“That’s the trouble – it’s still such an early stage in the development. We were very eager with Project Cullinan – it was such a talked-about notion – that we were very happy to tell you this is going on. But there’s not a massive amount to talk about right now,” he said.
“These things are all being decided in due course,” Warren said.
“We’re talking years not months away, so those kind of thoughts are not even formed yet.”
Warren said that while other brands may be opting for high-end SUVs to build volume – the Lamborghini Urus, for example, is expected to boost sales – Rolls-Royce isn’t ever going to go for huge sales.

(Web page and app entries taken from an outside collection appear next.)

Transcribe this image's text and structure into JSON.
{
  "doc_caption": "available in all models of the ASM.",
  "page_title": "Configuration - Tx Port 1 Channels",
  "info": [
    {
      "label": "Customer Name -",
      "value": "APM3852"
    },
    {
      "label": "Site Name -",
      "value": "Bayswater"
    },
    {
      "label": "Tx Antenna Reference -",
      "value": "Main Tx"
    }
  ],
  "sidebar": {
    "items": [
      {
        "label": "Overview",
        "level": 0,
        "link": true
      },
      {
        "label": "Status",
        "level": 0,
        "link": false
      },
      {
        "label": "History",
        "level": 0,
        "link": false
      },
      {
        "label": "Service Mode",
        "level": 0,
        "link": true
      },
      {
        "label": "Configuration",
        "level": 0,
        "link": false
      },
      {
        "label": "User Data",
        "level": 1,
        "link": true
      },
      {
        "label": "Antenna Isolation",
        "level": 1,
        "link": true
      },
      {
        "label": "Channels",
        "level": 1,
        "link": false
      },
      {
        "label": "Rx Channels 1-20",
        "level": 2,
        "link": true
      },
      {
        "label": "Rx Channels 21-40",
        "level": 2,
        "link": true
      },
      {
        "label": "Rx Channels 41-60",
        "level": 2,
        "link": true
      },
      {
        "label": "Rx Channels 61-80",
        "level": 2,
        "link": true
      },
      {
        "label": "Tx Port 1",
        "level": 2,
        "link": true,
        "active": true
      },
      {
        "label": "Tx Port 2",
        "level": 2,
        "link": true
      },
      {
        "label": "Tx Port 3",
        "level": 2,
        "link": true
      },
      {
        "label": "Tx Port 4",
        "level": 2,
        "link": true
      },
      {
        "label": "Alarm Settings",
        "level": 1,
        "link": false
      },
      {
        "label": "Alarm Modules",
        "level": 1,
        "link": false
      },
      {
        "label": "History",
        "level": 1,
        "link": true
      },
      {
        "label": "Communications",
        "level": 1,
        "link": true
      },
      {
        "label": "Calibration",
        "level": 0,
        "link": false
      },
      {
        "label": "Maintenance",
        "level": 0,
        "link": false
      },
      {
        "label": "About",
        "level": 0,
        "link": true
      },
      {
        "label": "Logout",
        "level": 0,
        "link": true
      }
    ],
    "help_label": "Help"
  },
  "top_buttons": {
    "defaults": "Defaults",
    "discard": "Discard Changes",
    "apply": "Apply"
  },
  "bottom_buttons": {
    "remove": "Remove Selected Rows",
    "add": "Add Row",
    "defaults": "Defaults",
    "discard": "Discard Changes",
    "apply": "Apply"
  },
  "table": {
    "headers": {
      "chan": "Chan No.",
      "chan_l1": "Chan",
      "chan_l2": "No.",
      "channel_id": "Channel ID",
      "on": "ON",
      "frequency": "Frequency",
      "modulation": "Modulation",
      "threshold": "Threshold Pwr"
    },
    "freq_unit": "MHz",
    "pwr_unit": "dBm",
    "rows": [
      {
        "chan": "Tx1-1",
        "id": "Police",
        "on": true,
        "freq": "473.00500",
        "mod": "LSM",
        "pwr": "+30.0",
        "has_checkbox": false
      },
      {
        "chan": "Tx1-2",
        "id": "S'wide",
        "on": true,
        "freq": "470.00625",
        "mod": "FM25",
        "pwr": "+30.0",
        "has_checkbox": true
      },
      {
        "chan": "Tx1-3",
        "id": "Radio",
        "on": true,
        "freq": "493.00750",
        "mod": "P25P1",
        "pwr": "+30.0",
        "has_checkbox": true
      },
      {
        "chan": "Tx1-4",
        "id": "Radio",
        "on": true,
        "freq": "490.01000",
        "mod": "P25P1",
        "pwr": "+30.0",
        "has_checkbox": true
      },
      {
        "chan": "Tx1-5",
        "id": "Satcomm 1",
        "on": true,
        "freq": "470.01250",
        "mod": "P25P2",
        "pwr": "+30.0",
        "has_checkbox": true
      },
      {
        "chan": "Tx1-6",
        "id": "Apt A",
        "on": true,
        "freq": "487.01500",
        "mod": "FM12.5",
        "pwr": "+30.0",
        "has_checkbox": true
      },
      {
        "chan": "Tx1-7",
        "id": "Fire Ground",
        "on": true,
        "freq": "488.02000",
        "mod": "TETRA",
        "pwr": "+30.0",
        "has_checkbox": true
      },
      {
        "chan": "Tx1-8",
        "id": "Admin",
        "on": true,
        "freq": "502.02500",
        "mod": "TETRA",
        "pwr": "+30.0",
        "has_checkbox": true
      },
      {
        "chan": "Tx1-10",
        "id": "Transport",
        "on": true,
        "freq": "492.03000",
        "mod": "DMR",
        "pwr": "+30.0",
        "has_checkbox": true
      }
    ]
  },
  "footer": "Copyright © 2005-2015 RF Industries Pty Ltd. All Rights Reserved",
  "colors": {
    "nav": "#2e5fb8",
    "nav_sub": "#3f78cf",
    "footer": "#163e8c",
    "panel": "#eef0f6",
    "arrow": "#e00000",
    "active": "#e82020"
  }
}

“We don’t chase volume. We’re not in that business. We’re certainly not in the business where we need to spin off a group platform – a car to fulfil a certain niche – in order to hit volume targets. It’s not Rolls-Royce.
“We’re in the business of profitability, scarcity and rarity, at 4000 cars a year.
"We talk about competitors – our competitors are actually your yachts, your jets, fine arts. That sort of thing for share of voice with our customers. Cars, less so.
“It’s customer demand. Our customers ask for it, so we do it.”
It is expected that the new SUV model will carry over the ‘coach’ door layout, too, as Taylor said that is a signature part
of the brand's heritage.
“Coachdoors are us, and they work. People love them,” Taylor said.
“It’s about a grand arrival. When you do that, when you can walk straight out, it's all about effortlessness.
“For us, especially for the rear environment it works, and we will continue that. There’s no doubt,” he said.
Warren echoed that sentiment. “There are a few ‘unchangeables’ for the brand. The coach doors, the umbrellas. It’s a distinction for us, those kind of features, and we’ll guard them very carefully.”
In terms of size, the new SUV will be “big enough”, though Warren said the company “can’t say” if there will be five or seven seats.
“It will be beautiful and luxurious and lovely, and we’ll tell you all about it when we’re ready,” Warren said.
“We announced this thing and said ‘we’ve announced this, we’re doing it’.
"The program has commenced, and that’s where it’s at at the moment. And we’re going to peek you in every now and again, and it’s going to be a very open launch in a way.”
Whether the SUV carries the name Cullinan to production or uses another moniker that fits the bill for the model remains to be seen. (If I were a betting man, I’d put my money on Cloud – it would follow the Ghost, Dawn and Wraith in removing the Silver prefix, harking back to models of old).